═════ DATA SECTION

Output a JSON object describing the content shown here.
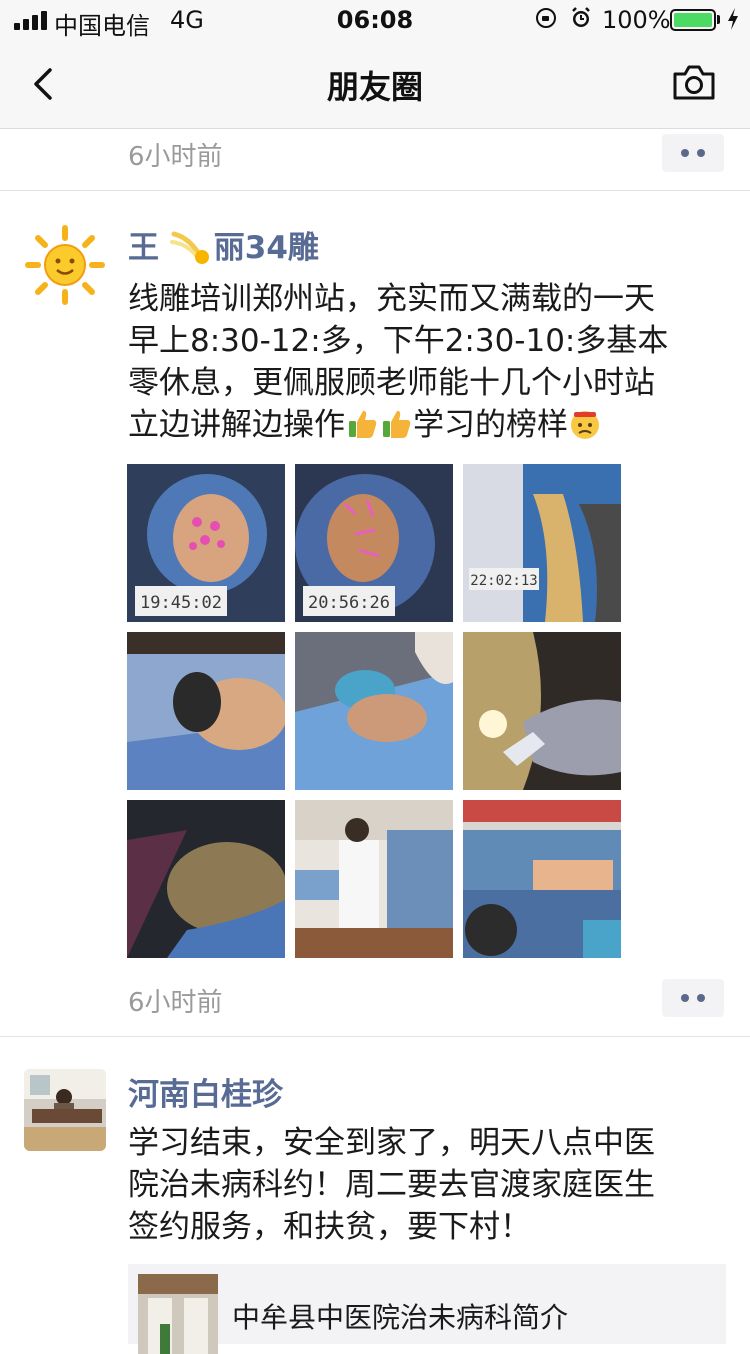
{
  "status_bar": {
    "carrier": "中国电信",
    "network": "4G",
    "time": "06:08",
    "battery_percent": "100%",
    "battery_level": 1.0,
    "battery_color": "#4cd964"
  },
  "nav": {
    "title": "朋友圈",
    "back_icon": "chevron-left-icon",
    "camera_icon": "camera-icon"
  },
  "feed": {
    "top_post_time": "6小时前",
    "posts": [
      {
        "author_prefix": "王",
        "author_suffix": "丽34雕",
        "lines": [
          "线雕培训郑州站，充实而又满载的一天",
          "早上8:30-12:多，下午2:30-10:多基本",
          "零休息，更佩服顾老师能十几个小时站"
        ],
        "last_line_a": "立边讲解边操作",
        "last_line_b": "学习的榜样",
        "time": "6小时前",
        "photo_count": 9,
        "photo_timestamps": [
          "19:45:02",
          "20:56:26",
          "22:02:13"
        ]
      },
      {
        "author": "河南白桂珍",
        "lines": [
          "学习结束，安全到家了，明天八点中医",
          "院治未病科约！周二要去官渡家庭医生",
          "签约服务，和扶贫，要下村！"
        ],
        "link_title": "中牟县中医院治未病科简介"
      }
    ]
  },
  "colors": {
    "author_blue": "#586b95",
    "time_gray": "#9a9a9a",
    "bar_bg": "#f7f7f7"
  }
}
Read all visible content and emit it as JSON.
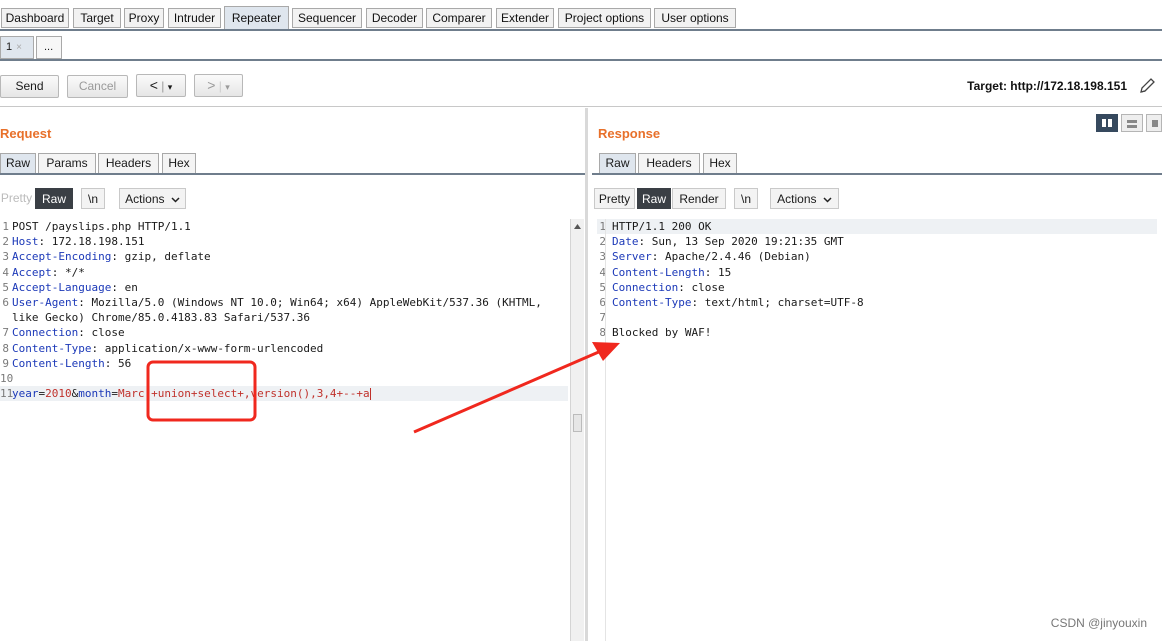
{
  "top_tabs": [
    {
      "label": "Dashboard",
      "active": false
    },
    {
      "label": "Target",
      "active": false
    },
    {
      "label": "Proxy",
      "active": false
    },
    {
      "label": "Intruder",
      "active": false
    },
    {
      "label": "Repeater",
      "active": true
    },
    {
      "label": "Sequencer",
      "active": false
    },
    {
      "label": "Decoder",
      "active": false
    },
    {
      "label": "Comparer",
      "active": false
    },
    {
      "label": "Extender",
      "active": false
    },
    {
      "label": "Project options",
      "active": false
    },
    {
      "label": "User options",
      "active": false
    }
  ],
  "sub_tabs": {
    "current": "1",
    "close": "×",
    "more": "..."
  },
  "toolbar": {
    "send": "Send",
    "cancel": "Cancel",
    "back": "<",
    "forward": ">",
    "dropdown": "▾",
    "target": "Target: http://172.18.198.151"
  },
  "request": {
    "title": "Request",
    "tabs": [
      "Raw",
      "Params",
      "Headers",
      "Hex"
    ],
    "active_tab": "Raw",
    "format": {
      "pretty": "Pretty",
      "raw": "Raw",
      "newline": "\\n",
      "actions": "Actions"
    },
    "lines": [
      {
        "n": "1",
        "key": "",
        "value": "POST /payslips.php HTTP/1.1"
      },
      {
        "n": "2",
        "key": "Host",
        "value": ": 172.18.198.151"
      },
      {
        "n": "3",
        "key": "Accept-Encoding",
        "value": ": gzip, deflate"
      },
      {
        "n": "4",
        "key": "Accept",
        "value": ": */*"
      },
      {
        "n": "5",
        "key": "Accept-Language",
        "value": ": en"
      },
      {
        "n": "6",
        "key": "User-Agent",
        "value": ": Mozilla/5.0 (Windows NT 10.0; Win64; x64) AppleWebKit/537.36 (KHTML,"
      },
      {
        "n": "",
        "key": "",
        "value": "like Gecko) Chrome/85.0.4183.83 Safari/537.36"
      },
      {
        "n": "7",
        "key": "Connection",
        "value": ": close"
      },
      {
        "n": "8",
        "key": "Content-Type",
        "value": ": application/x-www-form-urlencoded"
      },
      {
        "n": "9",
        "key": "Content-Length",
        "value": ": 56"
      },
      {
        "n": "10",
        "key": "",
        "value": ""
      }
    ],
    "body_line": {
      "n": "11",
      "k1": "year",
      "eq1": "=",
      "v1": "2010",
      "amp": "&",
      "k2": "month",
      "eq2": "=",
      "v2": "Marc",
      "v3": "'+union+select+",
      "v4": ",version(),3,4+--+a"
    }
  },
  "response": {
    "title": "Response",
    "tabs": [
      "Raw",
      "Headers",
      "Hex"
    ],
    "active_tab": "Raw",
    "format": {
      "pretty": "Pretty",
      "raw": "Raw",
      "render": "Render",
      "newline": "\\n",
      "actions": "Actions"
    },
    "lines": [
      {
        "n": "1",
        "key": "",
        "value": "HTTP/1.1 200 OK"
      },
      {
        "n": "2",
        "key": "Date",
        "value": ": Sun, 13 Sep 2020 19:21:35 GMT"
      },
      {
        "n": "3",
        "key": "Server",
        "value": ": Apache/2.4.46 (Debian)"
      },
      {
        "n": "4",
        "key": "Content-Length",
        "value": ": 15"
      },
      {
        "n": "5",
        "key": "Connection",
        "value": ": close"
      },
      {
        "n": "6",
        "key": "Content-Type",
        "value": ": text/html; charset=UTF-8"
      },
      {
        "n": "7",
        "key": "",
        "value": ""
      },
      {
        "n": "8",
        "key": "",
        "value": "Blocked by WAF!"
      }
    ]
  },
  "annotation": {
    "color": "#f0281e"
  },
  "watermark": "CSDN @jinyouxin",
  "colors": {
    "accent": "#e8702a",
    "header_key": "#1c39b8",
    "param_value": "#c0312b"
  }
}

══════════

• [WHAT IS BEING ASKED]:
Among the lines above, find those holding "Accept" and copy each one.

• [EXERCISE RESPONSE]:
        "key": "Accept-Encoding",
        "key": "Accept",
        "key": "Accept-Language",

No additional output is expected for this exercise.